Repeat each record below exactly as given.
[Start of Attachment]
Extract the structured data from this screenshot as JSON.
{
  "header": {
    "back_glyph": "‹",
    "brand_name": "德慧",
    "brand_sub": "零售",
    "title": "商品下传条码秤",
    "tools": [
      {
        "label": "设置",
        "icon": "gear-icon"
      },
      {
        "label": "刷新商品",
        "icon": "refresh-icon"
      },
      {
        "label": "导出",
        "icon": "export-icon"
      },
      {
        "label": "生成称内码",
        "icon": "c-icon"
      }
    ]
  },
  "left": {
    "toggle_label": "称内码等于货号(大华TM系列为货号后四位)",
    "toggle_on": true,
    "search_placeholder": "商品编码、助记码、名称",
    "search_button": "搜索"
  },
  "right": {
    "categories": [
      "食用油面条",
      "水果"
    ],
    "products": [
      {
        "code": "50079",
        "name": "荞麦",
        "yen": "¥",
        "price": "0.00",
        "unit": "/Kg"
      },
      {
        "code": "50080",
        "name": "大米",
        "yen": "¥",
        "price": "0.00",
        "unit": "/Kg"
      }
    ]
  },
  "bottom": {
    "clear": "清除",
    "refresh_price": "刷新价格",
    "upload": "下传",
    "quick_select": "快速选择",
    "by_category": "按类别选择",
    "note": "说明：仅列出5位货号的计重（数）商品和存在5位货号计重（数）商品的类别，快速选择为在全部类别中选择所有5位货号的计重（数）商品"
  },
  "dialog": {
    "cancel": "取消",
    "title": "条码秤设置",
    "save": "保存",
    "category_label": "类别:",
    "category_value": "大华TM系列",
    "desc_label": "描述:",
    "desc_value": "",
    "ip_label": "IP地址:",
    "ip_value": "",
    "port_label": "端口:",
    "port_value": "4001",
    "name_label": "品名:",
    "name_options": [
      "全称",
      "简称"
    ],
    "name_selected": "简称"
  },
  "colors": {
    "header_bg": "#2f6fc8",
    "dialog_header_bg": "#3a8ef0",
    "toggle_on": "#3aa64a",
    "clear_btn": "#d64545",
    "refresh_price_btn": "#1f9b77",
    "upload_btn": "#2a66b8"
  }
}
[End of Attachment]
**Response area:**
Extract the structured data from this screenshot as JSON.
{
  "header": {
    "back_glyph": "‹",
    "brand_name": "德慧",
    "brand_sub": "零售",
    "title": "商品下传条码秤",
    "tools": [
      {
        "label": "设置",
        "icon": "gear-icon"
      },
      {
        "label": "刷新商品",
        "icon": "refresh-icon"
      },
      {
        "label": "导出",
        "icon": "export-icon"
      },
      {
        "label": "生成称内码",
        "icon": "c-icon"
      }
    ]
  },
  "left": {
    "toggle_label": "称内码等于货号(大华TM系列为货号后四位)",
    "toggle_on": true,
    "search_placeholder": "商品编码、助记码、名称",
    "search_button": "搜索"
  },
  "right": {
    "categories": [
      "食用油面条",
      "水果"
    ],
    "products": [
      {
        "code": "50079",
        "name": "荞麦",
        "yen": "¥",
        "price": "0.00",
        "unit": "/Kg"
      },
      {
        "code": "50080",
        "name": "大米",
        "yen": "¥",
        "price": "0.00",
        "unit": "/Kg"
      }
    ]
  },
  "bottom": {
    "clear": "清除",
    "refresh_price": "刷新价格",
    "upload": "下传",
    "quick_select": "快速选择",
    "by_category": "按类别选择",
    "note": "说明：仅列出5位货号的计重（数）商品和存在5位货号计重（数）商品的类别，快速选择为在全部类别中选择所有5位货号的计重（数）商品"
  },
  "dialog": {
    "cancel": "取消",
    "title": "条码秤设置",
    "save": "保存",
    "category_label": "类别:",
    "category_value": "大华TM系列",
    "desc_label": "描述:",
    "desc_value": "",
    "ip_label": "IP地址:",
    "ip_value": "",
    "port_label": "端口:",
    "port_value": "4001",
    "name_label": "品名:",
    "name_options": [
      "全称",
      "简称"
    ],
    "name_selected": "简称"
  },
  "colors": {
    "header_bg": "#2f6fc8",
    "dialog_header_bg": "#3a8ef0",
    "toggle_on": "#3aa64a",
    "clear_btn": "#d64545",
    "refresh_price_btn": "#1f9b77",
    "upload_btn": "#2a66b8"
  }
}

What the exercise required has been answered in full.